** Provided information follows **

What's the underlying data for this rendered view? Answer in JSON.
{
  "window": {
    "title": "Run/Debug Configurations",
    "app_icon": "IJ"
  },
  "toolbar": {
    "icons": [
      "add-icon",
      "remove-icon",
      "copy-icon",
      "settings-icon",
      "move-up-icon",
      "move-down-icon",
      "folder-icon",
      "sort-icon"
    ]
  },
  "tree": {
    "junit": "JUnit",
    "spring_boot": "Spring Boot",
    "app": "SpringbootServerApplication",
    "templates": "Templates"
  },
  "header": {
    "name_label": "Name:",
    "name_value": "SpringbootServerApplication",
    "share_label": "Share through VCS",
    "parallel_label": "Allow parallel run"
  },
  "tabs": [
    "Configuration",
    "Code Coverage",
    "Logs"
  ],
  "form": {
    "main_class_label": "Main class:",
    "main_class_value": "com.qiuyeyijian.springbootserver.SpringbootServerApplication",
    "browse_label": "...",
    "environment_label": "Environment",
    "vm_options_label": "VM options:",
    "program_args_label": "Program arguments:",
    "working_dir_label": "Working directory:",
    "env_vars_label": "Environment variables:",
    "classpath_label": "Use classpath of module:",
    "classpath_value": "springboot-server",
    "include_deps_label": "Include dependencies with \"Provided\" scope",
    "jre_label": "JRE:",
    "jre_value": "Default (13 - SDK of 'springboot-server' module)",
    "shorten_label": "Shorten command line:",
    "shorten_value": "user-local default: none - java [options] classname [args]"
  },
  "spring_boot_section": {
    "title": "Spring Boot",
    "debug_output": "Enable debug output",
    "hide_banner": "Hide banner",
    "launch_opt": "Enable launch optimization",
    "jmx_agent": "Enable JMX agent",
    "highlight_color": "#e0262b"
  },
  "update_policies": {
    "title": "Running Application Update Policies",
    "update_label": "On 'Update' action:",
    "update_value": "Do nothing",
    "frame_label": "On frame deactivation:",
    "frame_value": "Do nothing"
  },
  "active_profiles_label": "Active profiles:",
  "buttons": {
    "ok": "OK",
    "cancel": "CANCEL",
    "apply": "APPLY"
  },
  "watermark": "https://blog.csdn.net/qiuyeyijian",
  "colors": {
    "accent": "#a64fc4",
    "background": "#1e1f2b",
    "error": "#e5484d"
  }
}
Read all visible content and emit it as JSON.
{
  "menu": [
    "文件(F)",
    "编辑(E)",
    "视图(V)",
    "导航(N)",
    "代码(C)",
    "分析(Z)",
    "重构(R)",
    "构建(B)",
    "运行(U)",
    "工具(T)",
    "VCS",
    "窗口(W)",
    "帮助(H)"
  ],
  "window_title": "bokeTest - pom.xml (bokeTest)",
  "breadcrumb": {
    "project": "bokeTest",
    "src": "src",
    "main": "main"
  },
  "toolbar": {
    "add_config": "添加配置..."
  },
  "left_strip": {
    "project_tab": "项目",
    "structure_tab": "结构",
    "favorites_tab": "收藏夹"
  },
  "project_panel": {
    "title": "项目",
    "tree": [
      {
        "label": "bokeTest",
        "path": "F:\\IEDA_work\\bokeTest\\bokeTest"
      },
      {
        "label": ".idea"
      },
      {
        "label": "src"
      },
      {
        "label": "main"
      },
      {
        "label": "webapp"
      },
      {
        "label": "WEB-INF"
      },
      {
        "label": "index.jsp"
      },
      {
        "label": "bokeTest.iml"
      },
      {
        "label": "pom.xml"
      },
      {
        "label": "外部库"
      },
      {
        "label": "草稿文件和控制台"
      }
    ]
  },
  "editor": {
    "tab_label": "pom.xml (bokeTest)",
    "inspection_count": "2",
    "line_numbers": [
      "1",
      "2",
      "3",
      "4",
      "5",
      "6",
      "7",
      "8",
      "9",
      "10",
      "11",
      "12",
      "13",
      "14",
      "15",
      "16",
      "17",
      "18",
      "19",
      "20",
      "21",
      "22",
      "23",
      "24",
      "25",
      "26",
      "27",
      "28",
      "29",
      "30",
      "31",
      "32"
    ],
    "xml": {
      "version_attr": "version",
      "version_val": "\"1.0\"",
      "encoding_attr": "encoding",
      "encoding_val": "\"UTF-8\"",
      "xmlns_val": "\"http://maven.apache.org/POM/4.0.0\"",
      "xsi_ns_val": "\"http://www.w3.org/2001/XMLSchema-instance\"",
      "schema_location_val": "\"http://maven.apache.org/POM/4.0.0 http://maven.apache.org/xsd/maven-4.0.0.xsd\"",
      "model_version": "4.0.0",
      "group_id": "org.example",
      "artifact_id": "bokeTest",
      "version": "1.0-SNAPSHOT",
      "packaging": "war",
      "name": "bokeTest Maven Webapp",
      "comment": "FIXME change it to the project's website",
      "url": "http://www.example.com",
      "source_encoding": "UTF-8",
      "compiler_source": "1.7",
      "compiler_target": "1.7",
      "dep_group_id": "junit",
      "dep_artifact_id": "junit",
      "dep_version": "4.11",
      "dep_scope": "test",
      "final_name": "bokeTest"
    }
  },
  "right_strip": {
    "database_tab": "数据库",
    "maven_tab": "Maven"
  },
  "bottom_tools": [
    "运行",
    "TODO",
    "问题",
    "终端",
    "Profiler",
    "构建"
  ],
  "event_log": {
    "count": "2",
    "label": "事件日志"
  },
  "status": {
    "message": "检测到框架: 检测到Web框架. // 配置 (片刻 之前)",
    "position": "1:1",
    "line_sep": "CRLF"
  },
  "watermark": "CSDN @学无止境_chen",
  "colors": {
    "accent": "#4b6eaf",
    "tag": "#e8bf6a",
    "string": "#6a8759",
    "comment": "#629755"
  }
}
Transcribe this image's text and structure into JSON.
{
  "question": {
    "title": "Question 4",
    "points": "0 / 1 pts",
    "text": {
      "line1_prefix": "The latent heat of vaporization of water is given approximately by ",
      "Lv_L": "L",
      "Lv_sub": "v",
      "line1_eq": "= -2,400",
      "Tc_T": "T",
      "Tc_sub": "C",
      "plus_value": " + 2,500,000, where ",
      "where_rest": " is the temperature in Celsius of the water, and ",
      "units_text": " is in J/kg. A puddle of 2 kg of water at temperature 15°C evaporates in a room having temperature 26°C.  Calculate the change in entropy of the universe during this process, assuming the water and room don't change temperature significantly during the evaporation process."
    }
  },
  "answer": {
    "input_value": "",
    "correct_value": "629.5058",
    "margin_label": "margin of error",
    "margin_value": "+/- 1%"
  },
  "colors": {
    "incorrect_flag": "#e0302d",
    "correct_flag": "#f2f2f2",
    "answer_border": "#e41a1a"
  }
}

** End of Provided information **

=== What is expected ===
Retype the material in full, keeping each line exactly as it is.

=== Result of this task ===
What's the underlying data for this rendered view? Answer in JSON.
{
  "window": {
    "title": "Run/Debug Configurations",
    "app_icon": "IJ"
  },
  "toolbar": {
    "icons": [
      "add-icon",
      "remove-icon",
      "copy-icon",
      "settings-icon",
      "move-up-icon",
      "move-down-icon",
      "folder-icon",
      "sort-icon"
    ]
  },
  "tree": {
    "junit": "JUnit",
    "spring_boot": "Spring Boot",
    "app": "SpringbootServerApplication",
    "templates": "Templates"
  },
  "header": {
    "name_label": "Name:",
    "name_value": "SpringbootServerApplication",
    "share_label": "Share through VCS",
    "parallel_label": "Allow parallel run"
  },
  "tabs": [
    "Configuration",
    "Code Coverage",
    "Logs"
  ],
  "form": {
    "main_class_label": "Main class:",
    "main_class_value": "com.qiuyeyijian.springbootserver.SpringbootServerApplication",
    "browse_label": "...",
    "environment_label": "Environment",
    "vm_options_label": "VM options:",
    "program_args_label": "Program arguments:",
    "working_dir_label": "Working directory:",
    "env_vars_label": "Environment variables:",
    "classpath_label": "Use classpath of module:",
    "classpath_value": "springboot-server",
    "include_deps_label": "Include dependencies with \"Provided\" scope",
    "jre_label": "JRE:",
    "jre_value": "Default (13 - SDK of 'springboot-server' module)",
    "shorten_label": "Shorten command line:",
    "shorten_value": "user-local default: none - java [options] classname [args]"
  },
  "spring_boot_section": {
    "title": "Spring Boot",
    "debug_output": "Enable debug output",
    "hide_banner": "Hide banner",
    "launch_opt": "Enable launch optimization",
    "jmx_agent": "Enable JMX agent",
    "highlight_color": "#e0262b"
  },
  "update_policies": {
    "title": "Running Application Update Policies",
    "update_label": "On 'Update' action:",
    "update_value": "Do nothing",
    "frame_label": "On frame deactivation:",
    "frame_value": "Do nothing"
  },
  "active_profiles_label": "Active profiles:",
  "buttons": {
    "ok": "OK",
    "cancel": "CANCEL",
    "apply": "APPLY"
  },
  "watermark": "https://blog.csdn.net/qiuyeyijian",
  "colors": {
    "accent": "#a64fc4",
    "background": "#1e1f2b",
    "error": "#e5484d"
  }
}
Read all visible content and emit it as JSON.
{
  "menu": [
    "文件(F)",
    "编辑(E)",
    "视图(V)",
    "导航(N)",
    "代码(C)",
    "分析(Z)",
    "重构(R)",
    "构建(B)",
    "运行(U)",
    "工具(T)",
    "VCS",
    "窗口(W)",
    "帮助(H)"
  ],
  "window_title": "bokeTest - pom.xml (bokeTest)",
  "breadcrumb": {
    "project": "bokeTest",
    "src": "src",
    "main": "main"
  },
  "toolbar": {
    "add_config": "添加配置..."
  },
  "left_strip": {
    "project_tab": "项目",
    "structure_tab": "结构",
    "favorites_tab": "收藏夹"
  },
  "project_panel": {
    "title": "项目",
    "tree": [
      {
        "label": "bokeTest",
        "path": "F:\\IEDA_work\\bokeTest\\bokeTest"
      },
      {
        "label": ".idea"
      },
      {
        "label": "src"
      },
      {
        "label": "main"
      },
      {
        "label": "webapp"
      },
      {
        "label": "WEB-INF"
      },
      {
        "label": "index.jsp"
      },
      {
        "label": "bokeTest.iml"
      },
      {
        "label": "pom.xml"
      },
      {
        "label": "外部库"
      },
      {
        "label": "草稿文件和控制台"
      }
    ]
  },
  "editor": {
    "tab_label": "pom.xml (bokeTest)",
    "inspection_count": "2",
    "line_numbers": [
      "1",
      "2",
      "3",
      "4",
      "5",
      "6",
      "7",
      "8",
      "9",
      "10",
      "11",
      "12",
      "13",
      "14",
      "15",
      "16",
      "17",
      "18",
      "19",
      "20",
      "21",
      "22",
      "23",
      "24",
      "25",
      "26",
      "27",
      "28",
      "29",
      "30",
      "31",
      "32"
    ],
    "xml": {
      "version_attr": "version",
      "version_val": "\"1.0\"",
      "encoding_attr": "encoding",
      "encoding_val": "\"UTF-8\"",
      "xmlns_val": "\"http://maven.apache.org/POM/4.0.0\"",
      "xsi_ns_val": "\"http://www.w3.org/2001/XMLSchema-instance\"",
      "schema_location_val": "\"http://maven.apache.org/POM/4.0.0 http://maven.apache.org/xsd/maven-4.0.0.xsd\"",
      "model_version": "4.0.0",
      "group_id": "org.example",
      "artifact_id": "bokeTest",
      "version": "1.0-SNAPSHOT",
      "packaging": "war",
      "name": "bokeTest Maven Webapp",
      "comment": "FIXME change it to the project's website",
      "url": "http://www.example.com",
      "source_encoding": "UTF-8",
      "compiler_source": "1.7",
      "compiler_target": "1.7",
      "dep_group_id": "junit",
      "dep_artifact_id": "junit",
      "dep_version": "4.11",
      "dep_scope": "test",
      "final_name": "bokeTest"
    }
  },
  "right_strip": {
    "database_tab": "数据库",
    "maven_tab": "Maven"
  },
  "bottom_tools": [
    "运行",
    "TODO",
    "问题",
    "终端",
    "Profiler",
    "构建"
  ],
  "event_log": {
    "count": "2",
    "label": "事件日志"
  },
  "status": {
    "message": "检测到框架: 检测到Web框架. // 配置 (片刻 之前)",
    "position": "1:1",
    "line_sep": "CRLF"
  },
  "watermark": "CSDN @学无止境_chen",
  "colors": {
    "accent": "#4b6eaf",
    "tag": "#e8bf6a",
    "string": "#6a8759",
    "comment": "#629755"
  }
}
Transcribe this image's text and structure into JSON.
{
  "question": {
    "title": "Question 4",
    "points": "0 / 1 pts",
    "text": {
      "line1_prefix": "The latent heat of vaporization of water is given approximately by ",
      "Lv_L": "L",
      "Lv_sub": "v",
      "line1_eq": "= -2,400",
      "Tc_T": "T",
      "Tc_sub": "C",
      "plus_value": " + 2,500,000, where ",
      "where_rest": " is the temperature in Celsius of the water, and ",
      "units_text": " is in J/kg. A puddle of 2 kg of water at temperature 15°C evaporates in a room having temperature 26°C.  Calculate the change in entropy of the universe during this process, assuming the water and room don't change temperature significantly during the evaporation process."
    }
  },
  "answer": {
    "input_value": "",
    "correct_value": "629.5058",
    "margin_label": "margin of error",
    "margin_value": "+/- 1%"
  },
  "colors": {
    "incorrect_flag": "#e0302d",
    "correct_flag": "#f2f2f2",
    "answer_border": "#e41a1a"
  }
}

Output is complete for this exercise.